SYSTEMS: Freon cycle or (on special mission versions) engine bleed air air conditioning system optional. Hydraulic system, operating at service pressure of 138 bar (2,000 lb/sq in), provides power via electric pump to actuate mainwheel brakes, flaps, nosewheel steering and rear cargo ramp/door. Hand pump for standby hydraulic power in case of electrical failure or other emergency. Electrical system supplied by two 9 kW starter/generators, three batteries and three static converters. Pneumatic boot and engine bleed air de-icing of wing and tail unit leading-edges; electric de-icing of propellers and windscreens. Oxygen system for crew (including cabin attendant); two portable oxygen cylinders for passenger supply. Engine and cabin fire protection systems.
AVIONICS: Comms: Rockwell Collins VHF, ATC transponder, intercom and PA system standard; ELT; Rockwell Collins HF, UHF and second transponder, and Fairchild CVR optional.
Radar: Honeywell weather radar standard. RDR-1500B search radar in ventral radome on Patrullero versions.
Flight: Rockwell Collins VOR/ILS, ADF, DME and radio altimeter, and Honeywell AFCS and directional gyro, standard; second Rockwell Collins ADF, Global Omega nav, Dorne & Margolin marker beacon receiver and Fairchild flight data recorder optional. Flight management system (FMS) incorporates VOR, ADF, DME and GPS nav receiver.
Instrumentation: EFIS with four CRTs; IEDS (integrated engine data system) with two colour LCDs. Blind-flying instrumentation standard.
EQUIPMENT: 1,000 kg (2,205 lb) capacity cargo winch optional.

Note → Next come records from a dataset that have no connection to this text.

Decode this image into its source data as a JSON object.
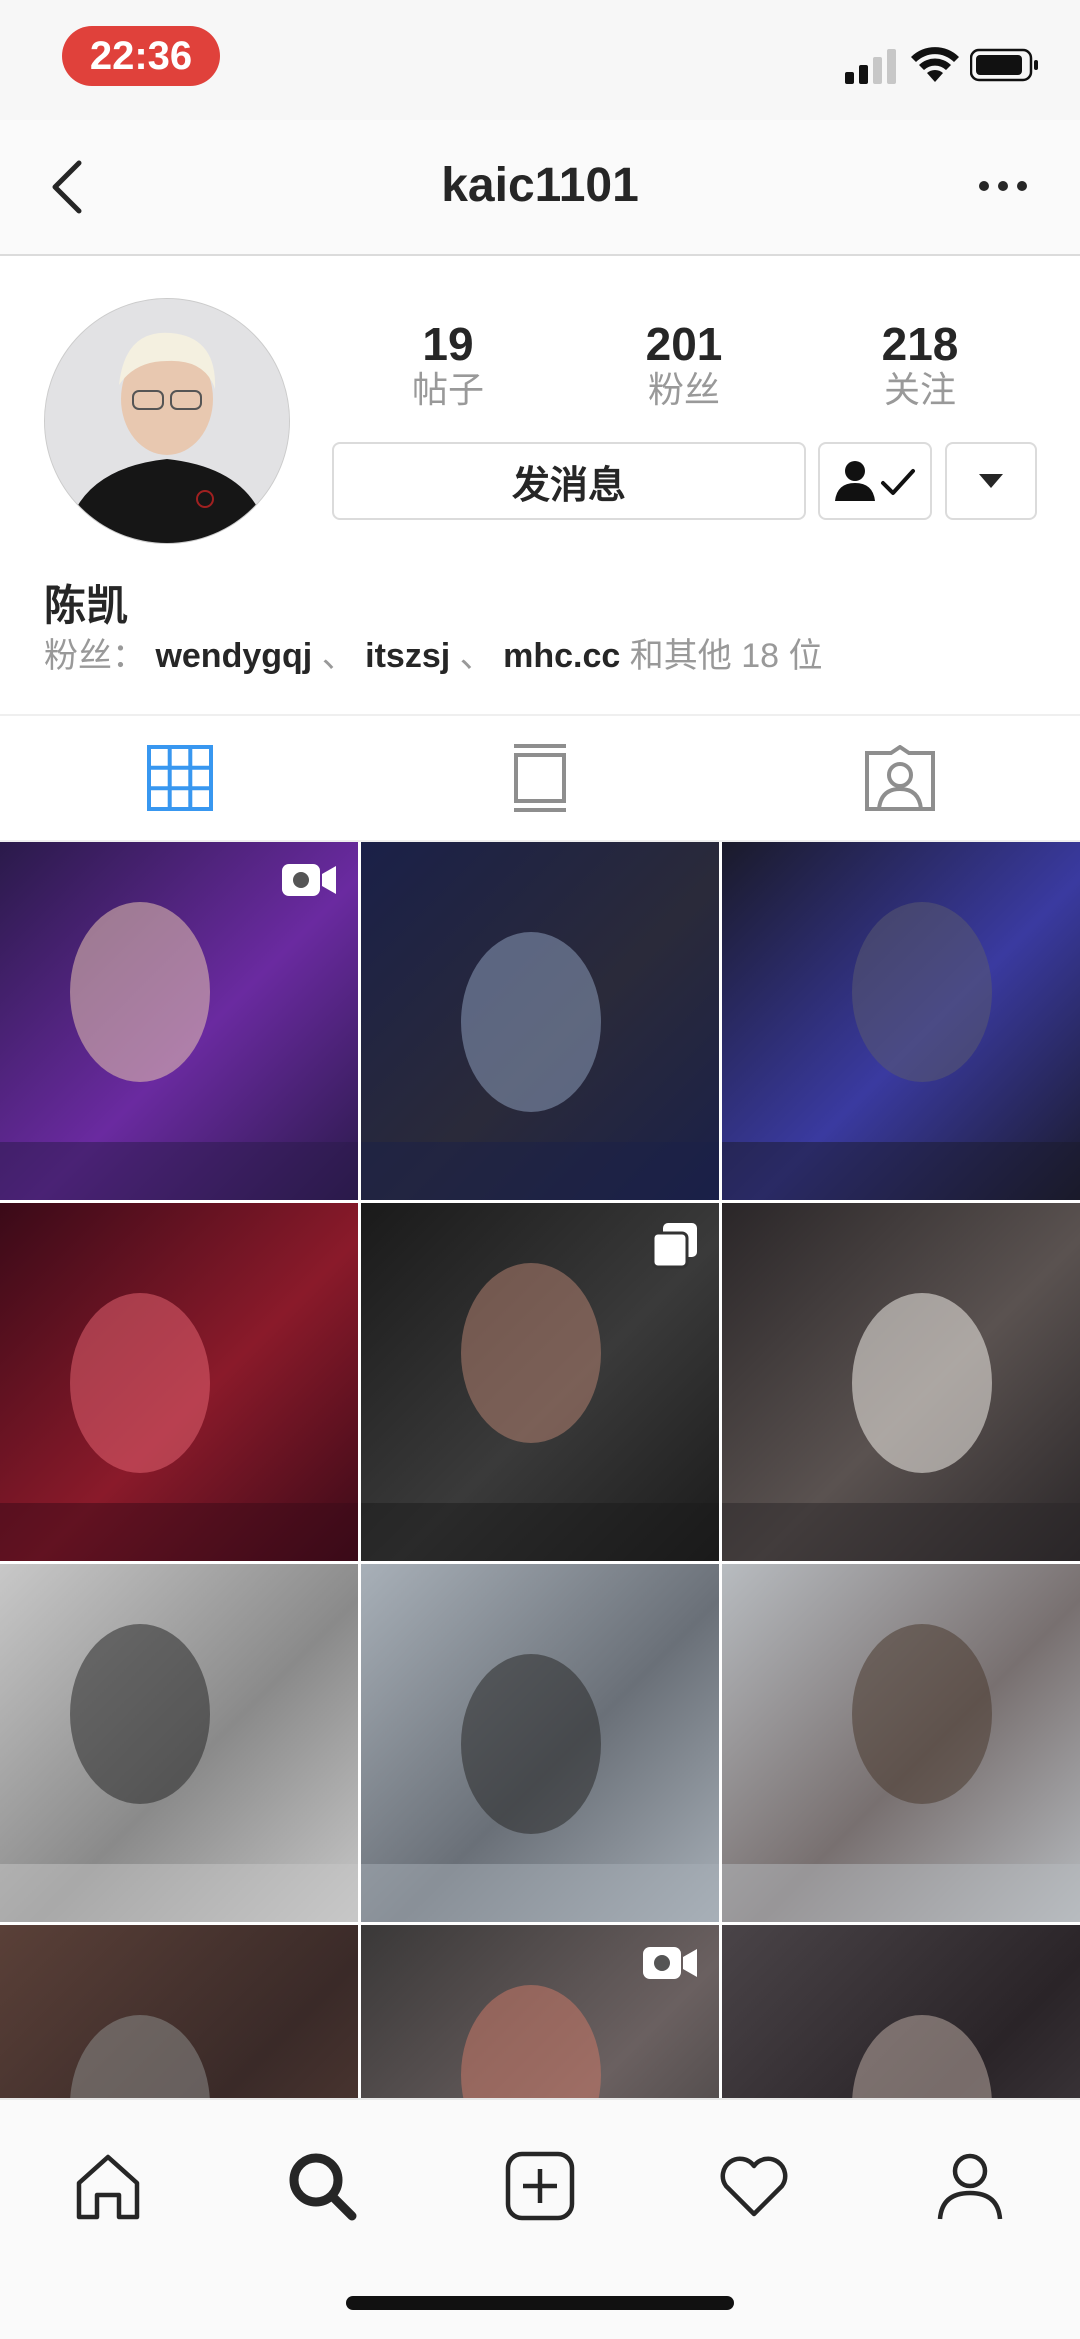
{
  "status_bar": {
    "time": "22:36",
    "time_pill_color": "#e0413b"
  },
  "header": {
    "title": "kaic1101"
  },
  "profile": {
    "stats": [
      {
        "value": "19",
        "label": "帖子"
      },
      {
        "value": "201",
        "label": "粉丝"
      },
      {
        "value": "218",
        "label": "关注"
      }
    ],
    "message_button": "发消息",
    "name": "陈凯",
    "followed_by": {
      "prefix": "粉丝：",
      "users": [
        "wendygqj",
        "itszsj",
        "mhc.cc"
      ],
      "separator": " 、 ",
      "suffix": "和其他 18 位"
    }
  },
  "tabs": [
    {
      "icon": "grid-icon",
      "active": true
    },
    {
      "icon": "feed-icon",
      "active": false
    },
    {
      "icon": "tagged-icon",
      "active": false
    }
  ],
  "accent_color": "#3897f0",
  "posts": [
    {
      "badge": "video-icon",
      "colors": [
        "#2a1a4a",
        "#e8c4b0",
        "#6a2aa0"
      ]
    },
    {
      "badge": null,
      "colors": [
        "#1a2048",
        "#8a9ab8",
        "#2a2a3a"
      ]
    },
    {
      "badge": null,
      "colors": [
        "#1a1a2a",
        "#5a5a70",
        "#3a3aa0"
      ]
    },
    {
      "badge": null,
      "colors": [
        "#3a0a18",
        "#e06070",
        "#8a1a2a"
      ]
    },
    {
      "badge": "carousel-icon",
      "colors": [
        "#1a1a1a",
        "#b08070",
        "#3a3a3a"
      ]
    },
    {
      "badge": null,
      "colors": [
        "#2a2628",
        "#f0ece8",
        "#5a5250"
      ]
    },
    {
      "badge": null,
      "colors": [
        "#c8c8c8",
        "#2a2a2a",
        "#8a8a8a"
      ]
    },
    {
      "badge": null,
      "colors": [
        "#a8b0b8",
        "#2a2a2a",
        "#6a7078"
      ]
    },
    {
      "badge": null,
      "colors": [
        "#b8bcc0",
        "#4a3a30",
        "#787070"
      ]
    },
    {
      "badge": null,
      "colors": [
        "#5a4038",
        "#8a8a88",
        "#3a2a28"
      ]
    },
    {
      "badge": "video-icon",
      "colors": [
        "#3a3838",
        "#c87868",
        "#6a6060"
      ]
    },
    {
      "badge": null,
      "colors": [
        "#4a4448",
        "#b8a8a0",
        "#2a2428"
      ]
    }
  ],
  "bottom_nav": [
    "home-icon",
    "search-icon",
    "new-post-icon",
    "activity-icon",
    "profile-icon"
  ]
}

ARMAMENT (military versions, optional): Two machine gun pods or two rocket launchers, or one launcher and one gun pod, on hardpoints on fuselage sides (capacity 250 kg; 551 lb each).